Traditional Foods to Try in England

February 8, 2013 by

Best Of Lists, Eating & Restaurants, Local Recommendations

Traditional English Afternoon Tea.

England’s food has earned itself a reputation for blandness over the years, but with historic recipes dating back to the Victorian times, inventive use of staple ingredients and some notoriously wacky names (think ‘bubble & squeak’ or ‘spotted dick pudding’), traditional English cuisine has plenty of surprises up its sleeve. Here are six of the most beloved foods to try in England.

1. Bangers and Mash

Hearty pork sausages (bangers) and creamy mashed potato (mash) make up this classic pub dish, typically served up with meat gravy and a side of greens. Add a twist to the sausages by opting for ‘Toad in the Hole’—sausages baked inside a giant Yorkshire pudding (a savory cake made from oven-baked batter).

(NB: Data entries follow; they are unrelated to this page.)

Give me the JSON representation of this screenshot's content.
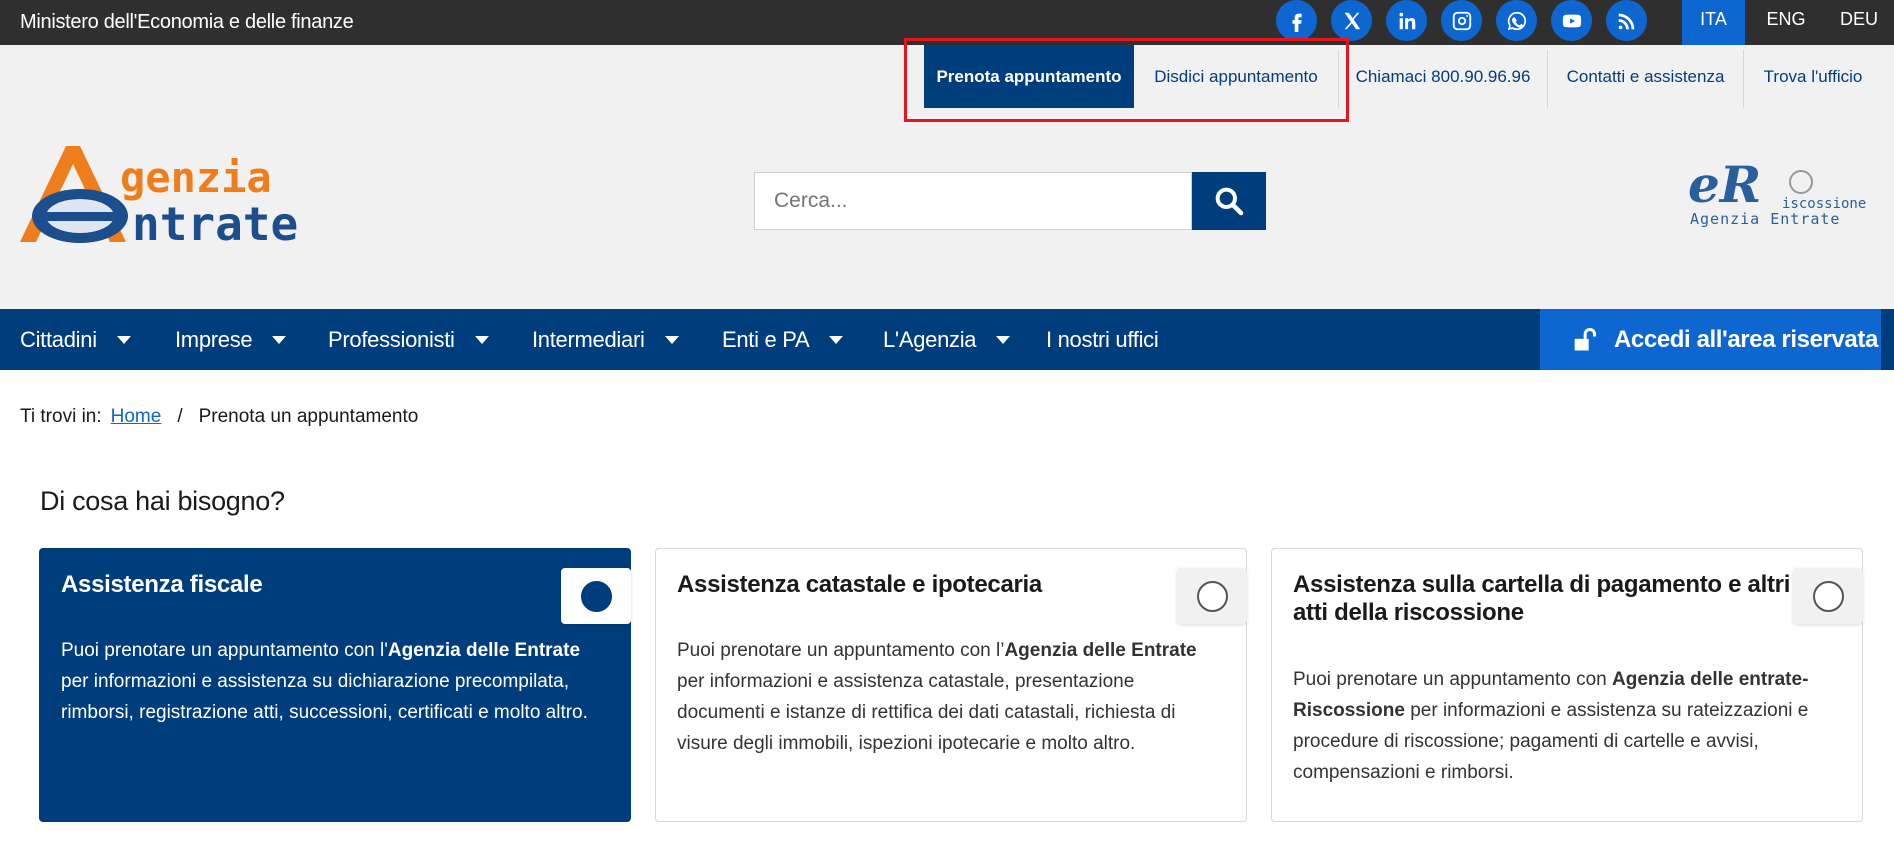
{
  "topbar": {
    "ministry": "Ministero dell'Economia e delle finanze",
    "socials": [
      {
        "name": "facebook-icon"
      },
      {
        "name": "x-icon"
      },
      {
        "name": "linkedin-icon"
      },
      {
        "name": "instagram-icon"
      },
      {
        "name": "whatsapp-icon"
      },
      {
        "name": "youtube-icon"
      },
      {
        "name": "rss-icon"
      }
    ],
    "languages": [
      "ITA",
      "ENG",
      "DEU"
    ],
    "active_language": "ITA"
  },
  "utility": {
    "book": "Prenota appuntamento",
    "cancel": "Disdici appuntamento",
    "call": "Chiamaci 800.90.96.96",
    "contacts": "Contatti e assistenza",
    "office": "Trova l'ufficio"
  },
  "logo": {
    "line1": "genzia",
    "line2": "ntrate"
  },
  "search": {
    "placeholder": "Cerca..."
  },
  "er_logo": {
    "letters": "eR",
    "word": "iscossione",
    "agency": "Agenzia Entrate"
  },
  "nav": {
    "items": [
      "Cittadini",
      "Imprese",
      "Professionisti",
      "Intermediari",
      "Enti e PA",
      "L'Agenzia",
      "I nostri uffici"
    ],
    "login": "Accedi all'area riservata"
  },
  "breadcrumb": {
    "prefix": "Ti trovi in:",
    "home": "Home",
    "separator": "/",
    "current": "Prenota un appuntamento"
  },
  "main": {
    "heading": "Di cosa hai bisogno?",
    "cards": [
      {
        "title": "Assistenza fiscale",
        "text_before": "Puoi prenotare un appuntamento con l'",
        "bold": "Agenzia delle Entrate",
        "text_after": " per informazioni e assistenza su dichiarazione precompilata, rimborsi, registrazione atti, successioni, certificati e molto altro.",
        "selected": true
      },
      {
        "title": "Assistenza catastale e ipotecaria",
        "text_before": "Puoi prenotare un appuntamento con l’",
        "bold": "Agenzia delle Entrate",
        "text_after": " per informazioni e assistenza catastale, presentazione documenti e istanze di rettifica dei dati catastali, richiesta di visure degli immobili, ispezioni ipotecarie e molto altro.",
        "selected": false
      },
      {
        "title": "Assistenza sulla cartella di pagamento e altri atti della riscossione",
        "text_before": "Puoi prenotare un appuntamento con ",
        "bold": "Agenzia delle entrate-Riscossione",
        "text_after": " per informazioni e assistenza su rateizzazioni e procedure di riscossione; pagamenti di cartelle e avvisi, compensazioni e rimborsi.",
        "selected": false
      }
    ]
  },
  "colors": {
    "dark_bar": "#2f2f2f",
    "primary_blue": "#003d7c",
    "accent_blue": "#0e66d0",
    "header_bg": "#f1f1f1",
    "logo_orange": "#f07d1c",
    "highlight_red": "#e2161f"
  }
}
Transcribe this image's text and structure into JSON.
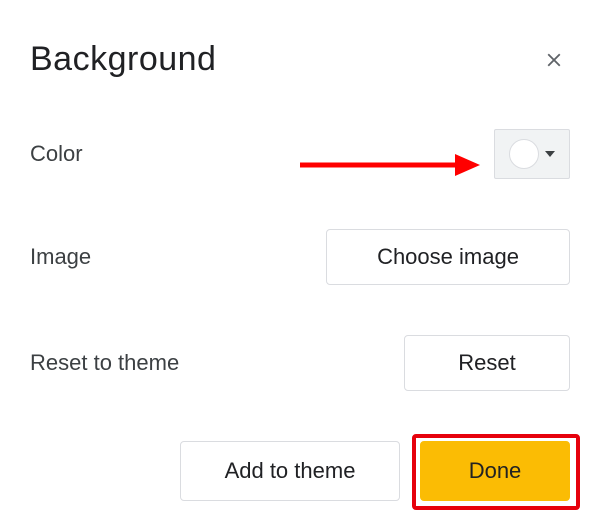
{
  "dialog": {
    "title": "Background",
    "rows": {
      "color": {
        "label": "Color",
        "swatch": "#ffffff"
      },
      "image": {
        "label": "Image",
        "button": "Choose image"
      },
      "reset": {
        "label": "Reset to theme",
        "button": "Reset"
      }
    },
    "footer": {
      "add_to_theme": "Add to theme",
      "done": "Done"
    }
  }
}
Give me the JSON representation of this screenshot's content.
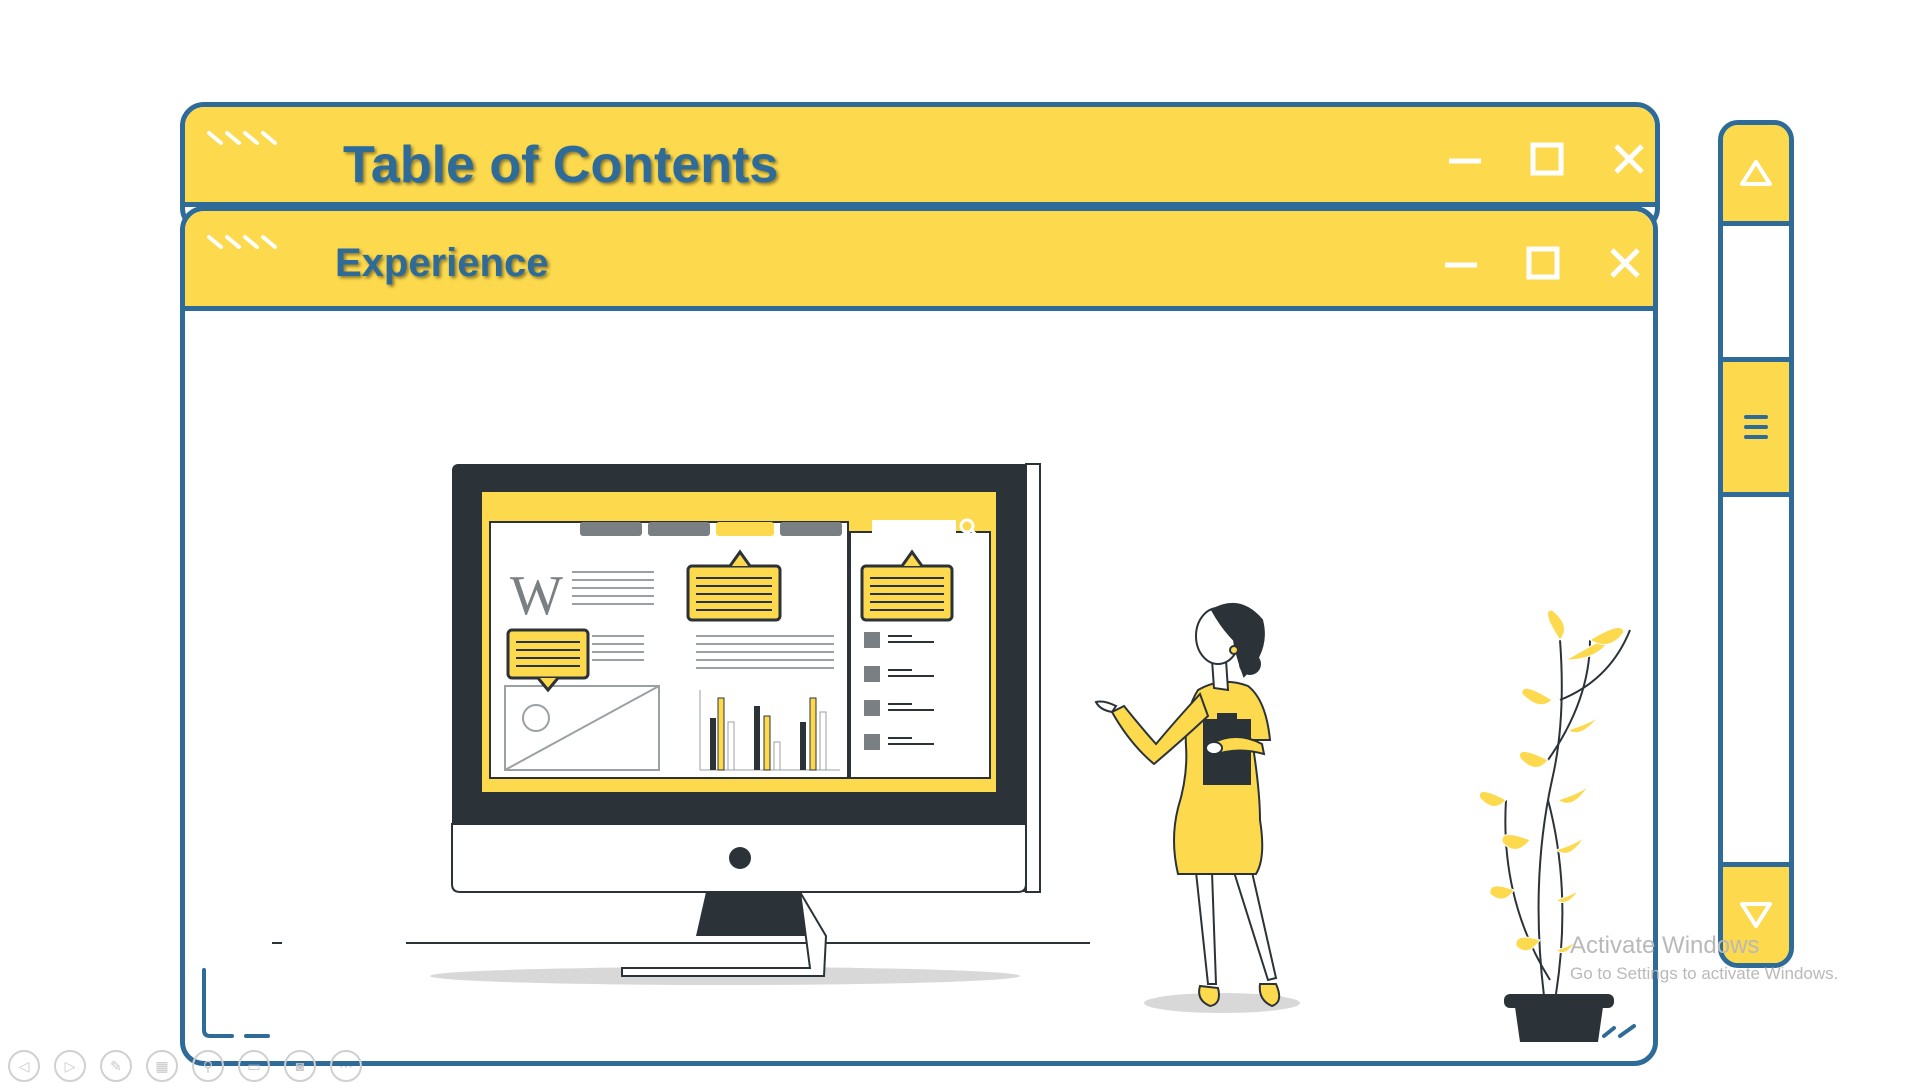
{
  "windows": {
    "back": {
      "title": "Table of Contents"
    },
    "front": {
      "title": "Experience"
    }
  },
  "colors": {
    "accent": "#fcd94d",
    "border": "#2e6b98",
    "dark": "#2b3338"
  },
  "icons": {
    "minimize": "minimize-icon",
    "maximize": "maximize-icon",
    "close": "close-icon",
    "scroll_up": "triangle-up-icon",
    "scroll_down": "triangle-down-icon",
    "thumb": "hamburger-icon"
  },
  "illustration": {
    "monitor_logo": "W"
  },
  "watermark": {
    "title": "Activate Windows",
    "subtitle": "Go to Settings to activate Windows."
  }
}
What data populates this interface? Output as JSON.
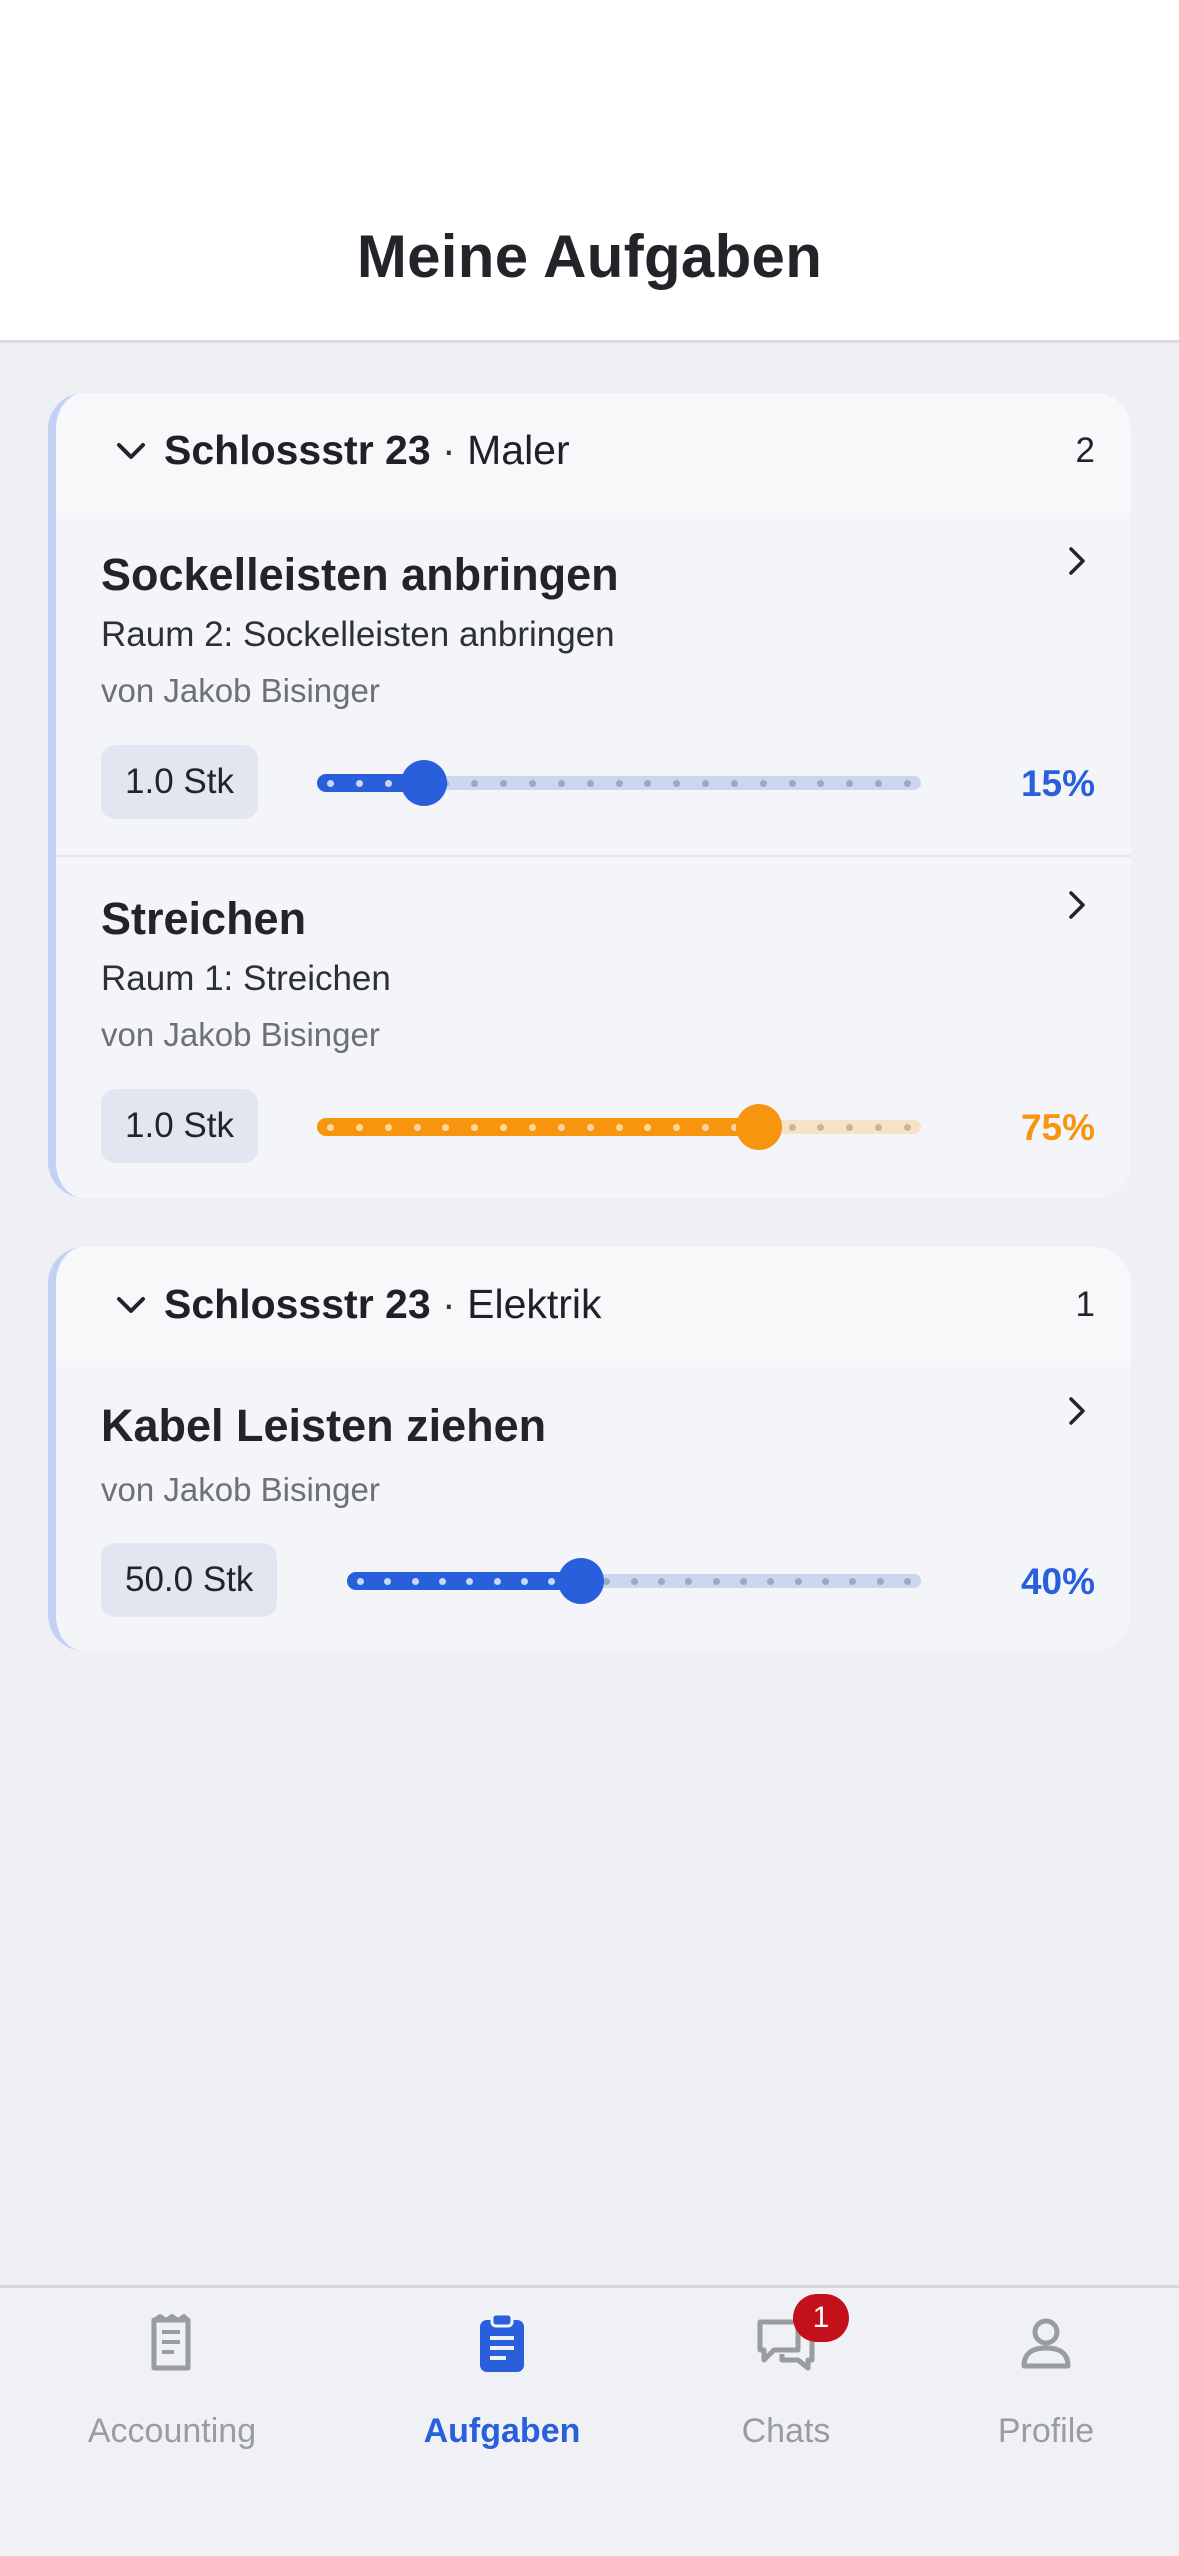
{
  "header": {
    "title": "Meine Aufgaben"
  },
  "groups": [
    {
      "location": "Schlossstr 23",
      "separator": "·",
      "trade": "Maler",
      "count": "2",
      "tasks": [
        {
          "title": "Sockelleisten anbringen",
          "description": "Raum 2: Sockelleisten anbringen",
          "author": "von Jakob Bisinger",
          "quantity": "1.0 Stk",
          "progress": 0.15,
          "progress_label": "15%",
          "color": "blue"
        },
        {
          "title": "Streichen",
          "description": "Raum 1: Streichen",
          "author": "von Jakob Bisinger",
          "quantity": "1.0 Stk",
          "progress": 0.75,
          "progress_label": "75%",
          "color": "orange"
        }
      ]
    },
    {
      "location": "Schlossstr 23",
      "separator": "·",
      "trade": "Elektrik",
      "count": "1",
      "tasks": [
        {
          "title": "Kabel Leisten ziehen",
          "author": "von Jakob Bisinger",
          "quantity": "50.0 Stk",
          "progress": 0.4,
          "progress_label": "40%",
          "color": "blue"
        }
      ]
    }
  ],
  "tabbar": {
    "tabs": [
      {
        "label": "Accounting",
        "icon": "receipt-icon",
        "active": false
      },
      {
        "label": "Aufgaben",
        "icon": "clipboard-icon",
        "active": true
      },
      {
        "label": "Chats",
        "icon": "chat-bubbles-icon",
        "active": false,
        "badge": "1"
      },
      {
        "label": "Profile",
        "icon": "person-icon",
        "active": false
      }
    ]
  },
  "colors": {
    "accent_blue": "#2a5fdc",
    "accent_orange": "#f7960e",
    "badge_red": "#c4101a"
  }
}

2. English Breakfast

Served up everywhere from ‘greasy spoons’ (small, worker’s cafés) to posh restaurants all over England, the country’s traditional breakfast—known as a ‘fry-up’ thanks to its largely fried ingredients—is a huge and hearty plateful that should see you through to dinnertime. Fried eggs, bacon, tomatoes, mushrooms, sausage and baked beans, all find themselves on the menu, typically served up with fried bread. Look out for additions like hash browns (shredded potato patties) or bubble & squeak (patties of fried cabbage and mashed potato).

3. Fish and Chips

Head to the local ‘chippie’ (chip shop) for the most authentic fish and chips experience, where you’ll get a huge slab of battered fish and thick-cut chips (French fries), typically slathered in salt and vinegar, or served up with a side of hot mushy peas. Non-fish eaters can opt for a ‘Chip Butty’ instead—a buttered bread bun crammed with hot chips and ketchup.

4. Pies & Pasties

The British love affair with pies dates back to medieval times, characterized by the thick, soft pastry and hearty meat-based fillings. Most famous are the Steak & Kidney pie, Cottage pie (minced meat topped with mashed potato) and Shepherd’s Pie (lamb topped with mashed potato), but make sure you try a Cornish Pasty, too—a meat and vegetable pie shaped in a half circle, and hailing from Cornwall.

5. Suet Puddings

If there’s one thing English cuisine excels in, it’s the dessert course—known as ‘pudding’ in England. Bread and butter pudding, Bramley apple crumble and Bakewell tart are all classic British deserts, but most popular are the rich suet puddings, steam-cooked in boiling water and traditionally served with thick, creamy custard. Try Spotted Dick pudding (soft sponge and raisons), Sticky Toffee or Treacle Pudding (oozing with toffee or treacle), Jam Roly-Poly (sponge dripping with hot strawberry jelly) or the festive Christmas pudding (soaked in brandy and dried fruits).

6. Afternoon Tea

No British tradition is as world famous as Afternoon Tea and while the cucumber sandwiches and period-drama pomp might be reserved for special occasions, you won’t have to look far in England for a good cup of tea. Make sure it’s served in a traditional teapot and couple it with freshly baked scones, strawberry jam and rich clotted cream.

Do it up right with London Afternoon Tea at Grosvenor House

- Zoe Smith


No comments yet.

Leave a Reply